• _YOUR ASSIGNMENT_:
Search the material below for the word "this". Copy every line that has it.

• _EXERCISE INPUT_:
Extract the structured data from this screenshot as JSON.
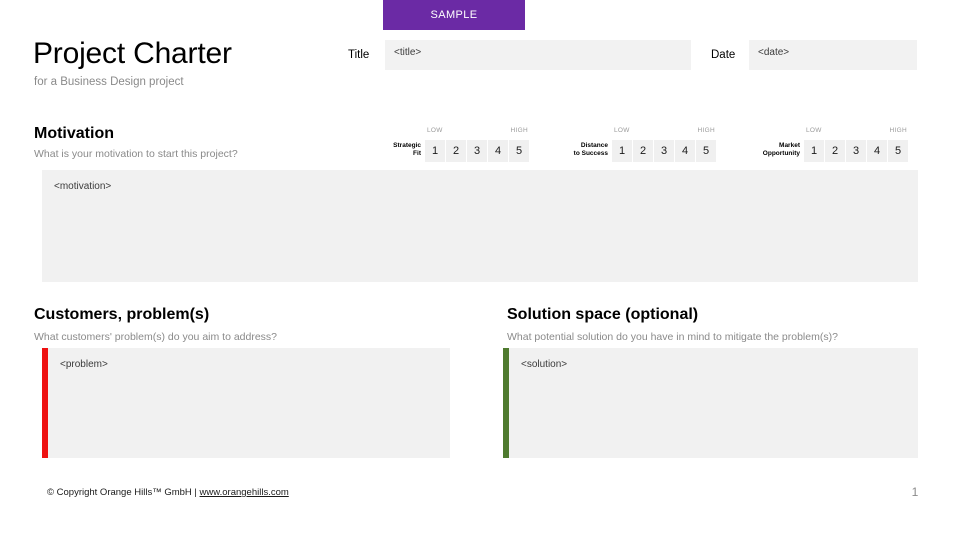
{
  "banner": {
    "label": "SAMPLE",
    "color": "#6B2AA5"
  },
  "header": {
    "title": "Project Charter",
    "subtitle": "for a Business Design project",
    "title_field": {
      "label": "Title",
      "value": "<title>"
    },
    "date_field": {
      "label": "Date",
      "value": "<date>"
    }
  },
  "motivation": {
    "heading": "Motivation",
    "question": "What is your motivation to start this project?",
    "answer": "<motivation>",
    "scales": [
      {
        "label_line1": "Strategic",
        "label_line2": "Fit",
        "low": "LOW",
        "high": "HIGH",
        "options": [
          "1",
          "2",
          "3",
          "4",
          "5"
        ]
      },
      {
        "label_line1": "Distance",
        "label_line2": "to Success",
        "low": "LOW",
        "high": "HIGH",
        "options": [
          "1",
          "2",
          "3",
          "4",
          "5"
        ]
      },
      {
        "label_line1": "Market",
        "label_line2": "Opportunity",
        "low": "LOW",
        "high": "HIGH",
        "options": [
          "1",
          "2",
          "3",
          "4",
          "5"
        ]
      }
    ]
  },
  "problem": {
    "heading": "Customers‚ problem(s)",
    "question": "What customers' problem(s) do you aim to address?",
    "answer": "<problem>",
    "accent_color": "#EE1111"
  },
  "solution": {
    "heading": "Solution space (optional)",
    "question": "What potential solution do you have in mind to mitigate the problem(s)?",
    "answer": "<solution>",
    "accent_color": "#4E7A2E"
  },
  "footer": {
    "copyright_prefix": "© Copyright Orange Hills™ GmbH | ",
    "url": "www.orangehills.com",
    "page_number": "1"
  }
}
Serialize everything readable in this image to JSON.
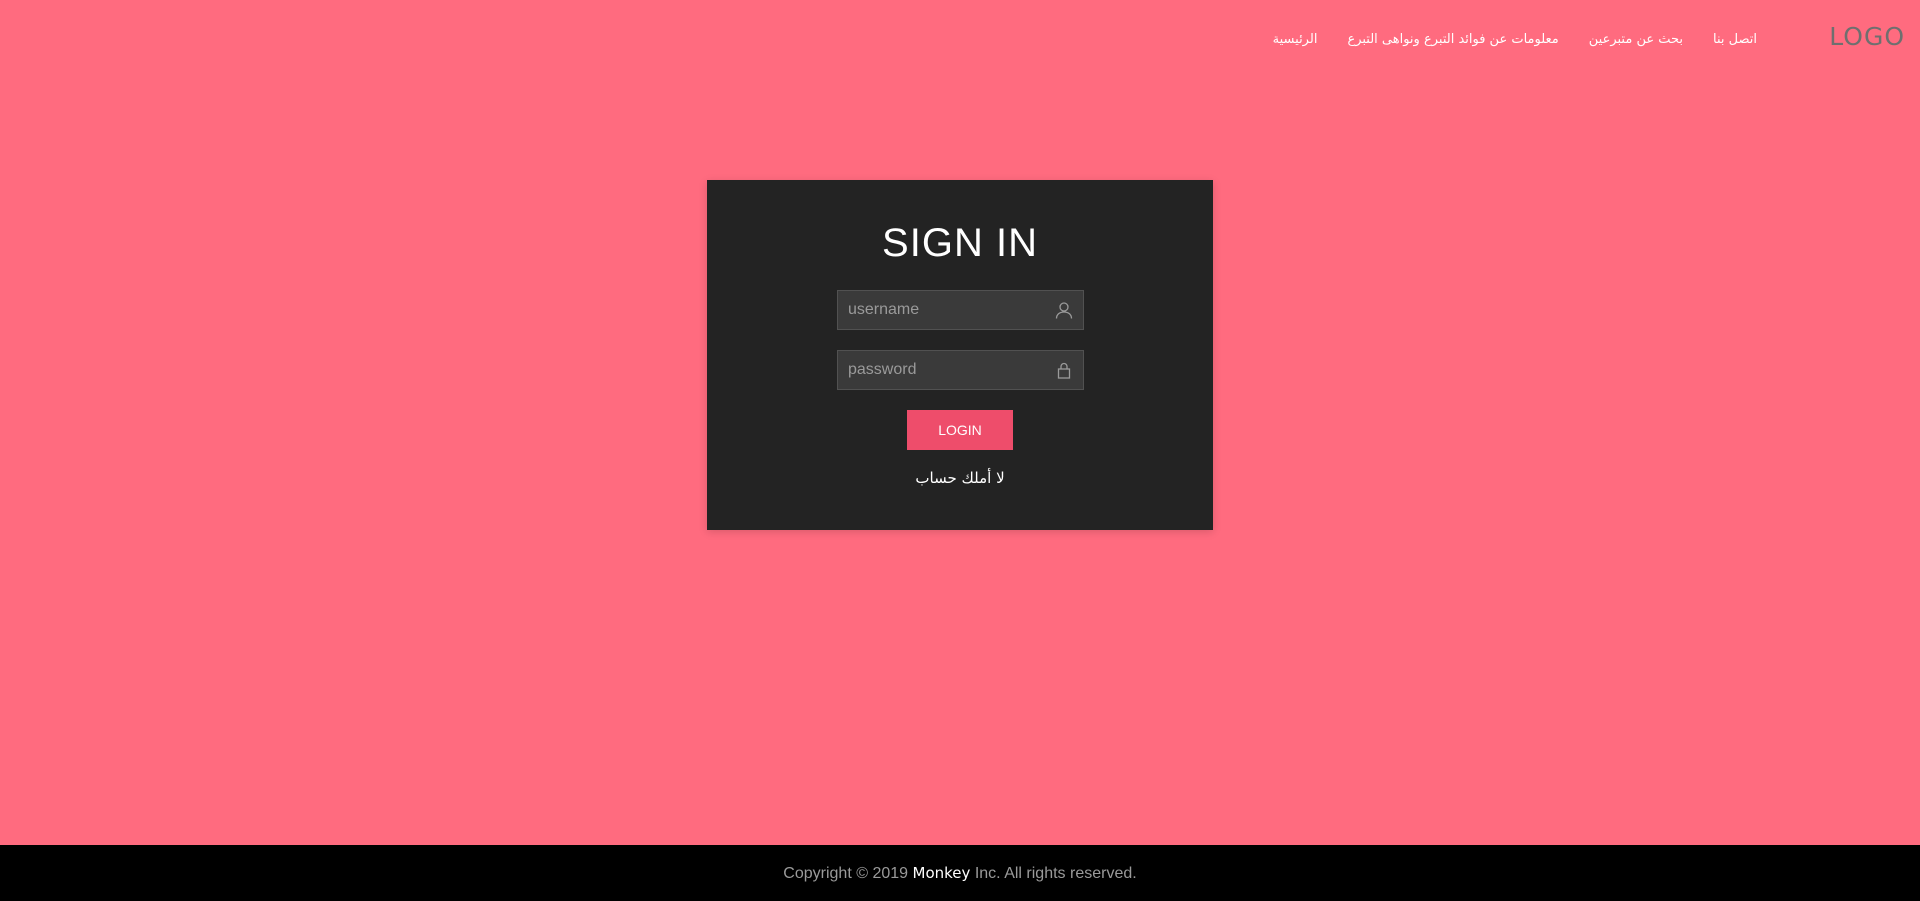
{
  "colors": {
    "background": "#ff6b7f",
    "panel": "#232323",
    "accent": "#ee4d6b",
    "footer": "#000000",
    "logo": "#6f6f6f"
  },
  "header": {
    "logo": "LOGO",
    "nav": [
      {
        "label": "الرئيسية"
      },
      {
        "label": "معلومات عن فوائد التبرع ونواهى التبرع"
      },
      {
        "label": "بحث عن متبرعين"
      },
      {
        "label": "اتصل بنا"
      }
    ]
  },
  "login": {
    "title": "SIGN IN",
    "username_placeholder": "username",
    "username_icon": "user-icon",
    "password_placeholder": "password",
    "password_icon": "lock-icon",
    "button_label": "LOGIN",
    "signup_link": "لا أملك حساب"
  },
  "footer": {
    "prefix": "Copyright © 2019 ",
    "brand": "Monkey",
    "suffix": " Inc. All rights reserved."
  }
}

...

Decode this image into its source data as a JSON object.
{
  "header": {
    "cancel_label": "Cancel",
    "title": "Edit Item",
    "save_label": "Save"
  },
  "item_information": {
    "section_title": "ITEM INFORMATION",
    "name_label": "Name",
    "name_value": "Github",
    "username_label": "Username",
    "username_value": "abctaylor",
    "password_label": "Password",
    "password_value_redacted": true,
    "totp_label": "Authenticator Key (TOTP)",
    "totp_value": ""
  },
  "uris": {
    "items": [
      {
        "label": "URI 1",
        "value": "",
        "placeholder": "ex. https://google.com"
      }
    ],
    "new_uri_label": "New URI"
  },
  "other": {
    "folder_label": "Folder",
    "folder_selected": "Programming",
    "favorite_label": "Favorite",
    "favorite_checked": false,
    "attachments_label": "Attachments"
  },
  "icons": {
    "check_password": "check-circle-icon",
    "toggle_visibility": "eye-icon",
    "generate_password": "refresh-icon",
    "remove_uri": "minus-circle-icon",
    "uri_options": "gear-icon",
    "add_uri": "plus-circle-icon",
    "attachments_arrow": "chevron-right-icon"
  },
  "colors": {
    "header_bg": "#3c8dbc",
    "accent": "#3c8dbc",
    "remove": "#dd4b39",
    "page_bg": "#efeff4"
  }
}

• _ANSWER_:
Extract the structured data from this screenshot as JSON.
    "question": "What is your motivation to start this project?",
Serialize everything readable in this image to JSON.
Decode this image into its source data as a JSON object.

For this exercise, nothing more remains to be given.